Demand remains strong for digital marketers though the supply of candidates will be tight
The proliferation of digital tools, social media, and mobile have created a world of two-way communication with buyers that’s here to stay. To keep up, companies are seeking out marketers with digital expertise at an increasing rate, according to a recent study from McKinley Marketing Partners.
The study, which surveyed over 300 marketers, reveals a healthy job market for the marketing industry overall, 19 percent growth over last year. Additionally, 44 percent of those surveyed plan to hire more marketers this year compared to only 28 percent last year.
Digital marketing continues to dominate with a projected 56 percent of hires requiring some degree of digital experience. Interestingly, 48 percent of requests for marketing talent received by McKinley Marketing Partners in 2016 required digital skills, and that figure is already on the rise this year.

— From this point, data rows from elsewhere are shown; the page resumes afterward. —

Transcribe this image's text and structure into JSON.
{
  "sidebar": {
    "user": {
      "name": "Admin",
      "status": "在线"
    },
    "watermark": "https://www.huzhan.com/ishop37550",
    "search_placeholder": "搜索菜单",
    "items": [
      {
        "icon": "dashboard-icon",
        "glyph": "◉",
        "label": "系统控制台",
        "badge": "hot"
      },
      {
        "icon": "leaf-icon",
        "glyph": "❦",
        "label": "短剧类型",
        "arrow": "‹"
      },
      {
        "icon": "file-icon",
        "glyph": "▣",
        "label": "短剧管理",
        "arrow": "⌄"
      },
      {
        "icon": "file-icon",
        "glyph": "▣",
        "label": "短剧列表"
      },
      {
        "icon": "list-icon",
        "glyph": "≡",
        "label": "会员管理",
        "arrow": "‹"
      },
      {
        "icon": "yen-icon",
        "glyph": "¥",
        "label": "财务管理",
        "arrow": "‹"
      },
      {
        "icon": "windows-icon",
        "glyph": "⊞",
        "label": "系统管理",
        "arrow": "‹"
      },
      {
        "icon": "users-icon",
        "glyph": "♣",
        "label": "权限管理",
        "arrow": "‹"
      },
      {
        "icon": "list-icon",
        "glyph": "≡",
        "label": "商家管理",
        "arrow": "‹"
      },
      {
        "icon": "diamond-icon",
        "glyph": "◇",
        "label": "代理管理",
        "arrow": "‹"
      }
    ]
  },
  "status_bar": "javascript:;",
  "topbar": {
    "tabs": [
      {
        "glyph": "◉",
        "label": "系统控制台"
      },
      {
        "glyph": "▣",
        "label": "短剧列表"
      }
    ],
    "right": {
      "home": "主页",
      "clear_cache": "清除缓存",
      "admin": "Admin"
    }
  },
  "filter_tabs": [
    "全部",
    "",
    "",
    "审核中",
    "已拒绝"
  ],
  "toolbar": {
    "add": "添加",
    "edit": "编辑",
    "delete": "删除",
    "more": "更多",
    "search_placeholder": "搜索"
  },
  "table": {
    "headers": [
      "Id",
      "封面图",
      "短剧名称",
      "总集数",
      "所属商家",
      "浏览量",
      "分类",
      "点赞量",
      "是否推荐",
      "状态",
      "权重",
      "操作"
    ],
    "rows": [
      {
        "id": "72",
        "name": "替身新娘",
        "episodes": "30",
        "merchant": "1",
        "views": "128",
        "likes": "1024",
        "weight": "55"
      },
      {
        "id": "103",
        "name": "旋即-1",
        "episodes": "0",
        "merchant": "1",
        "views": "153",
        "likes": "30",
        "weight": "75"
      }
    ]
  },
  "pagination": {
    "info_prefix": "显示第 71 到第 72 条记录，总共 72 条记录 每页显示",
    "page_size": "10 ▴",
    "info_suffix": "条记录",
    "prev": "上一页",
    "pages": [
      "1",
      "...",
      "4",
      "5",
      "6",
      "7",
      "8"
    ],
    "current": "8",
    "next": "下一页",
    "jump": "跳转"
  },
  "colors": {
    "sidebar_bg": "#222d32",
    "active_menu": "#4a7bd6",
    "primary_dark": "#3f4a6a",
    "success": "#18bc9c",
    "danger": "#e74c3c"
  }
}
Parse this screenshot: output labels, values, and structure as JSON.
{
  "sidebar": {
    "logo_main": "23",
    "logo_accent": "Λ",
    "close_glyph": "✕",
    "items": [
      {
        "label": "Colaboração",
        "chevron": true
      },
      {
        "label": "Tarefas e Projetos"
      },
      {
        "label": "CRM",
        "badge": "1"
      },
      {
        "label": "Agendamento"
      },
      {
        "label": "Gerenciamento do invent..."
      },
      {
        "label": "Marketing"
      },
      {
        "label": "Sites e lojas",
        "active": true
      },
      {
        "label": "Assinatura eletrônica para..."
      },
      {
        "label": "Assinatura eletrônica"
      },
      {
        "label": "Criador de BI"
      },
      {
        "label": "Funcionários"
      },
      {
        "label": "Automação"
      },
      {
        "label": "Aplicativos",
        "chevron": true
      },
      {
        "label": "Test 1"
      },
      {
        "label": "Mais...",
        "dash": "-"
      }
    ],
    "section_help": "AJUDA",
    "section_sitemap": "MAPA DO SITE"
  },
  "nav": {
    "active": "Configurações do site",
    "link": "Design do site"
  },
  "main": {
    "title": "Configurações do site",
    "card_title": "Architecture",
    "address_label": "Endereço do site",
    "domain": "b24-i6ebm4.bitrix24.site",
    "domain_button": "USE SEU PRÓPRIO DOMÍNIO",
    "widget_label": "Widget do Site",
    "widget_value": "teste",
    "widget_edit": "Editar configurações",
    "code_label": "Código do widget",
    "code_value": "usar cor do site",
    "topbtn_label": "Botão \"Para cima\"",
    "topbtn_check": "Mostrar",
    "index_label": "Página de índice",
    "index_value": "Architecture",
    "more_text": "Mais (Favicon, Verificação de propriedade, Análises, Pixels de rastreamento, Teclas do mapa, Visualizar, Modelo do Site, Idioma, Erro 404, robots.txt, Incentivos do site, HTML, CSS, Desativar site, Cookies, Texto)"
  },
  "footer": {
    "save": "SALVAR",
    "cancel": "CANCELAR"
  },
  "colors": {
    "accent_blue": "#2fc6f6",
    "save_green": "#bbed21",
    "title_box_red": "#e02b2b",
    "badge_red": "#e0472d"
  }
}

Creative services (35 percent) and marketing operations (27 percent) rounds out the top three most hired for positions in 2017.

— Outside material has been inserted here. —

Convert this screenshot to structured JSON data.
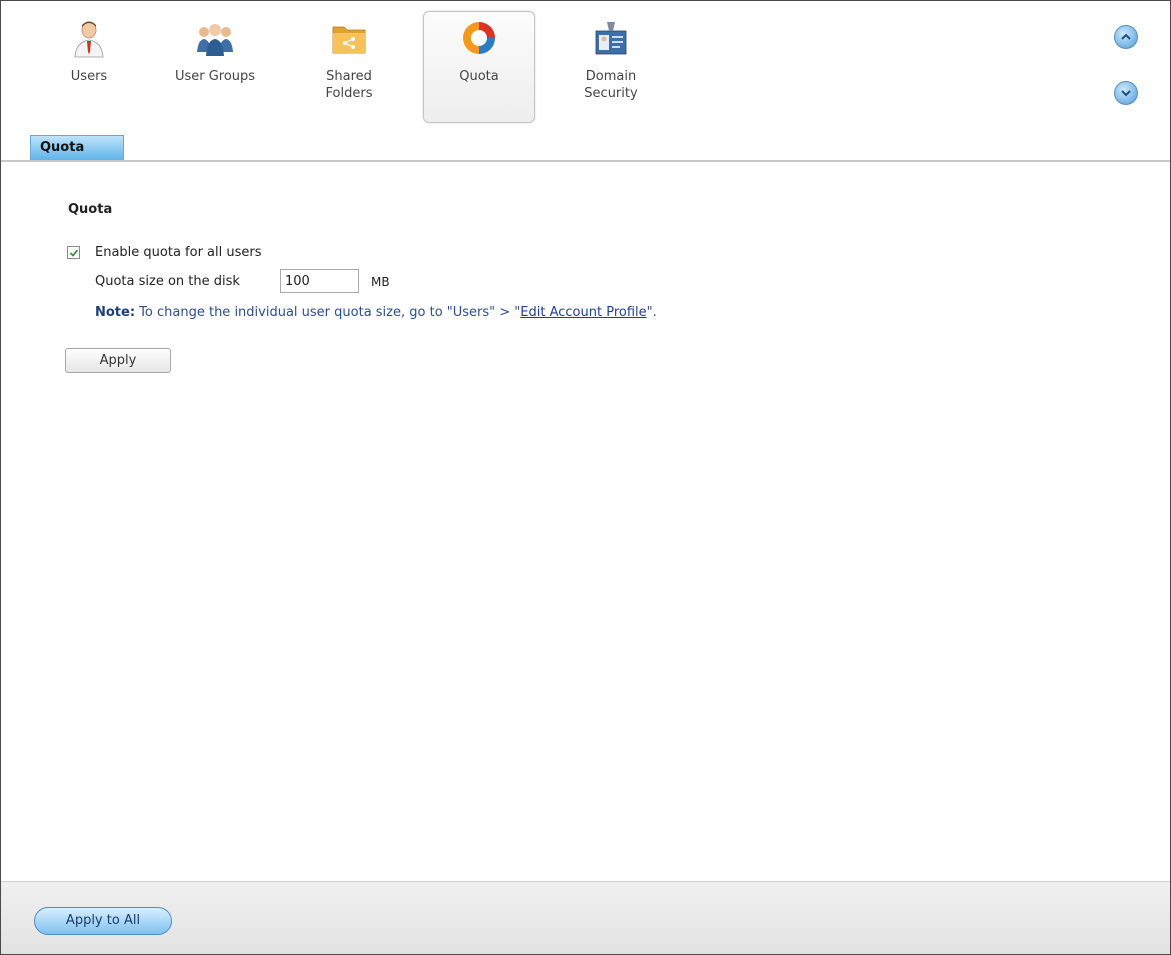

Among digital marketing skills, digital advertising (46 percent) and content creation and curation (38 percent), and content strategy (34 percent) are highest in demand. Social media, email, and Search Engine Optimization (SEO) were close behind, signaling the importance of an overall digital media strategy.
Regardless of the job title or function, employers look for candidates with digital marketing skills. This is especially true within communications and creative services but is also important in specialties where digital has historically not been required such as in traditional marketing and market research.
Digital Marketing is a Candidate’s Market
2017 is a great year to be a digital marketer. As we alluded to earlier, digital marketing remains the most hired for area of expertise in marketing though only a fraction of digital marketers are actively looking for new opportunities. Meaning, they are happy in their current roles and can be very selective when considering something new. One the other side, hiring managers should always be looking for marketers with digital skills so they have a pool of talent to tap into when a need arises. Otherwise, they may have a tough time finding the right candidate on short notice. The hiring landscape among other marketing functions, though not as extreme, still presents challenges and opportunities for job seekers and hiring managers alike.
Digital marketing and creative services are the only two areas where demand exceeds
the active supply of talent, suggesting successful companies will employ advanced
sourcing and recruiting tactics to tap into neutral talent pools. Higher salaries, exceptional benefits packages and perks such as flex time and telecommuting can attract top-notch candidates.
In situations where supply exceeds demand, job seekers should find ways to market themselves to potential employers and stand out from their peers. Marketers across all functions can strengthen their resumes and LinkedIn profiles by quantifying their impact.
In all other marketing functions – communications, traditional marketing, product marketing, research & analysis, relationship management and marketing operations – the markets are mostly saturated. It won’t be hard to find a candidate but it may take time to weed through the excess to find the shining stars. Hiring managers should brush up on their interview skills – know what to look for and equally important, what to watch out for – and keep an eye out for marketers with digital experience to augment their teams.
If you’d like to learn more about these and other marketing hiring trends download McKinley Marketing Partners’ free report.